**What you need to do**:
From the entries, return every line where the string "icon" shows up.

**Data records**:

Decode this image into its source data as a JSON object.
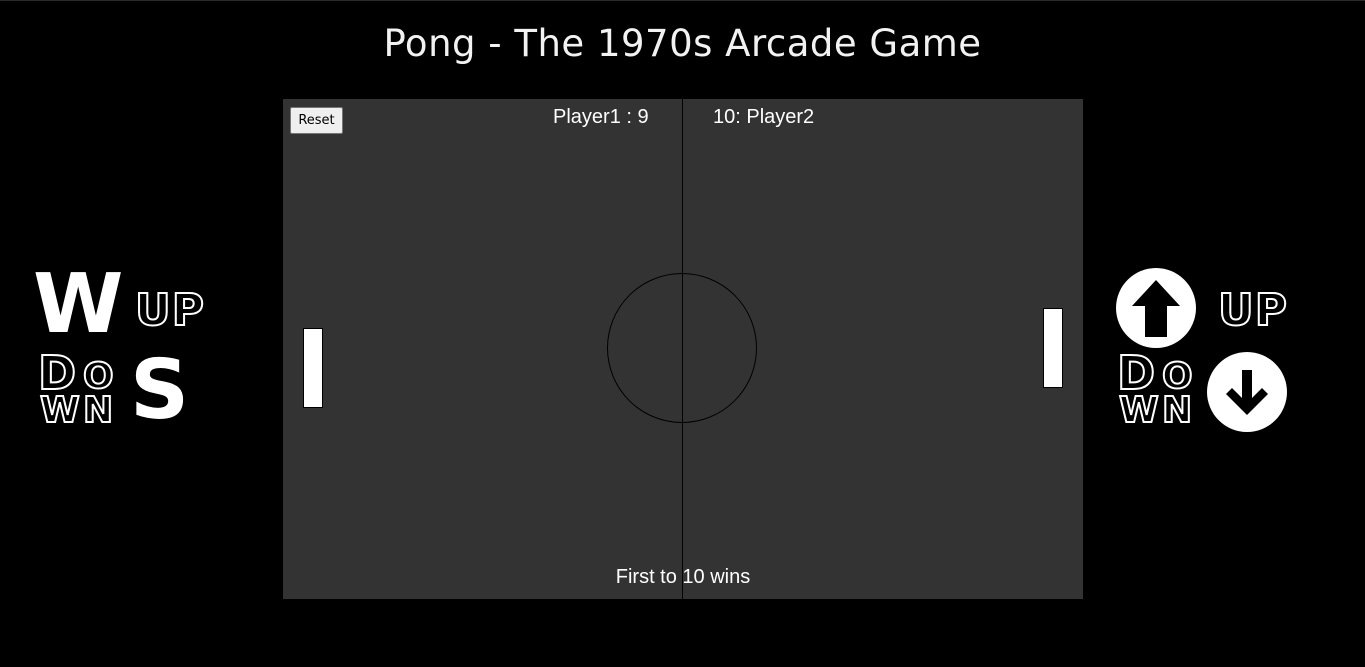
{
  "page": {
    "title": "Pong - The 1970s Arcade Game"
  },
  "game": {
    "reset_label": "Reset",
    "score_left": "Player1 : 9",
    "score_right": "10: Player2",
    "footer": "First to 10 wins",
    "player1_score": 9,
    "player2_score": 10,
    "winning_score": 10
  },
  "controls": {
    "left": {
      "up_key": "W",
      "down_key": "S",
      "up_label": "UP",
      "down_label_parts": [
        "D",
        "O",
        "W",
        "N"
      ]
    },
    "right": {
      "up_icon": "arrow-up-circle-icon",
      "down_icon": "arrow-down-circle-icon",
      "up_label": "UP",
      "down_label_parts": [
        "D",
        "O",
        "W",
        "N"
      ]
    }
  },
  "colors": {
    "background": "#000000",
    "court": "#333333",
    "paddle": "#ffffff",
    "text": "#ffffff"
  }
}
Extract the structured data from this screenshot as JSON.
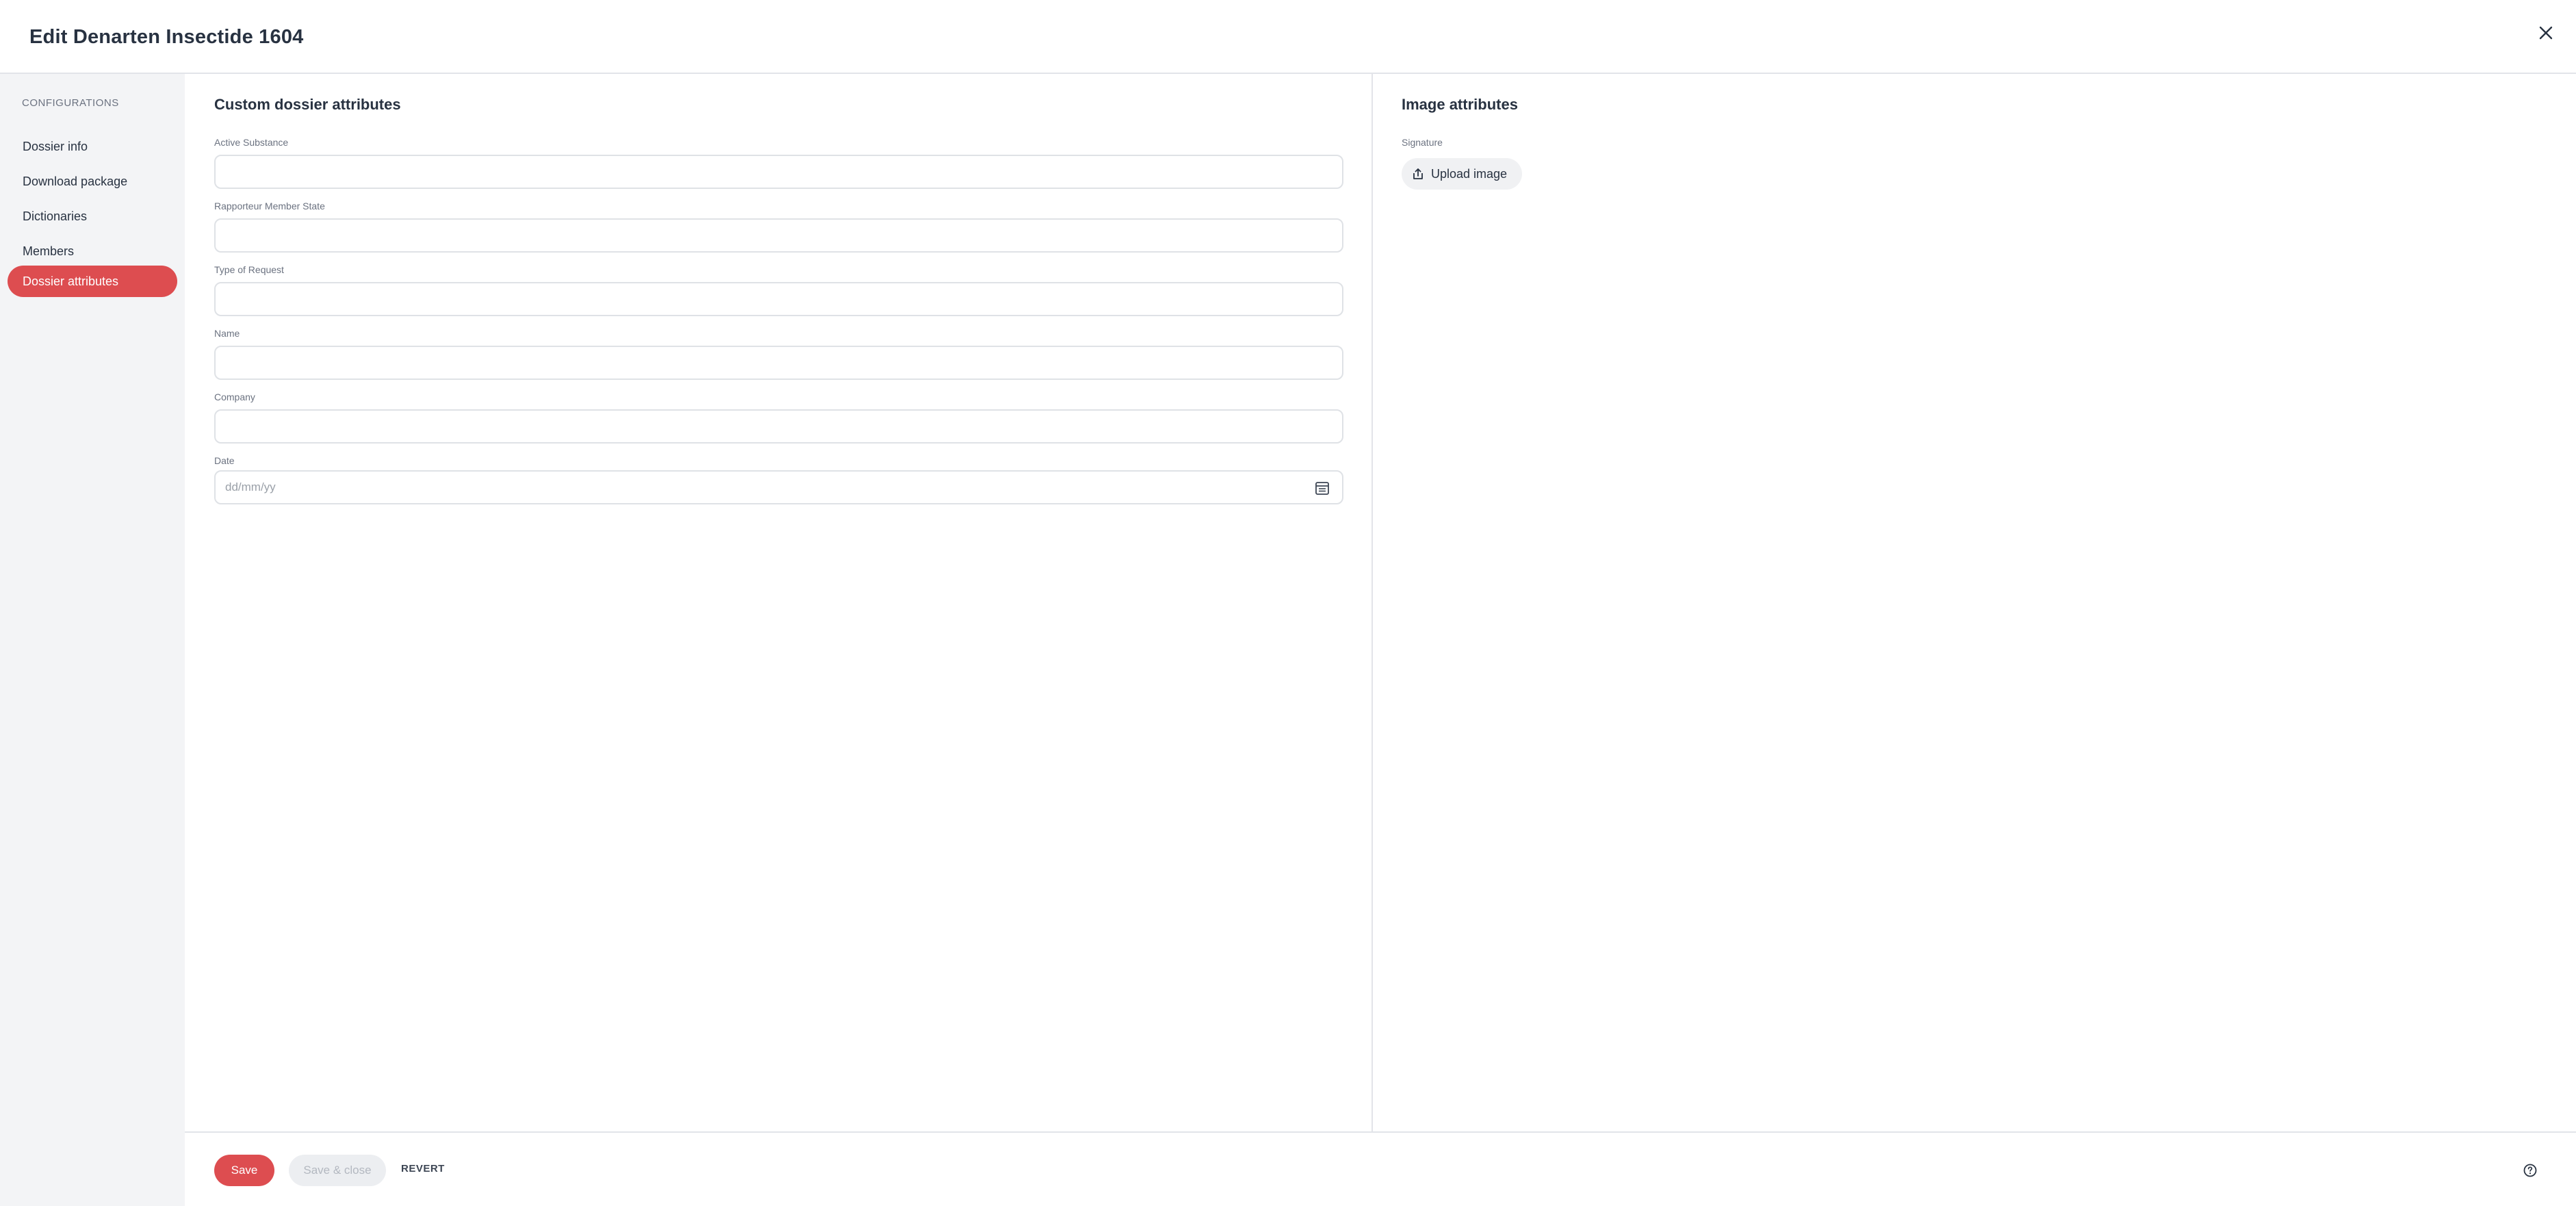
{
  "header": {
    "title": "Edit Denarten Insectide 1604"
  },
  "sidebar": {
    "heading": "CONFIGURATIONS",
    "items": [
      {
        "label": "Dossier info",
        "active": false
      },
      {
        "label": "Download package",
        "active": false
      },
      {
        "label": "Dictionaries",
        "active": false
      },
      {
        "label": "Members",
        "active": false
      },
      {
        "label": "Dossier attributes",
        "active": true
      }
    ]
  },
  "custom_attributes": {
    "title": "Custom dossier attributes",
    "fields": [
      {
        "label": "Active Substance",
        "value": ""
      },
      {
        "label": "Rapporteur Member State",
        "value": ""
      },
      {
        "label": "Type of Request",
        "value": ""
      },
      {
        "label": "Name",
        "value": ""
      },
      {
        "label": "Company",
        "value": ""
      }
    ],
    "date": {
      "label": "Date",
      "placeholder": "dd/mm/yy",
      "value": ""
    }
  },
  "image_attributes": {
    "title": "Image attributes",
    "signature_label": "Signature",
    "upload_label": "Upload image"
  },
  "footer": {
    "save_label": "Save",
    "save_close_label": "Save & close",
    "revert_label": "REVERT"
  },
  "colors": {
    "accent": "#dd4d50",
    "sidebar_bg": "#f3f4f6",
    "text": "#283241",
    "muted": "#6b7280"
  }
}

**Task answer**:
      "up_icon": "arrow-up-circle-icon",
      "down_icon": "arrow-down-circle-icon",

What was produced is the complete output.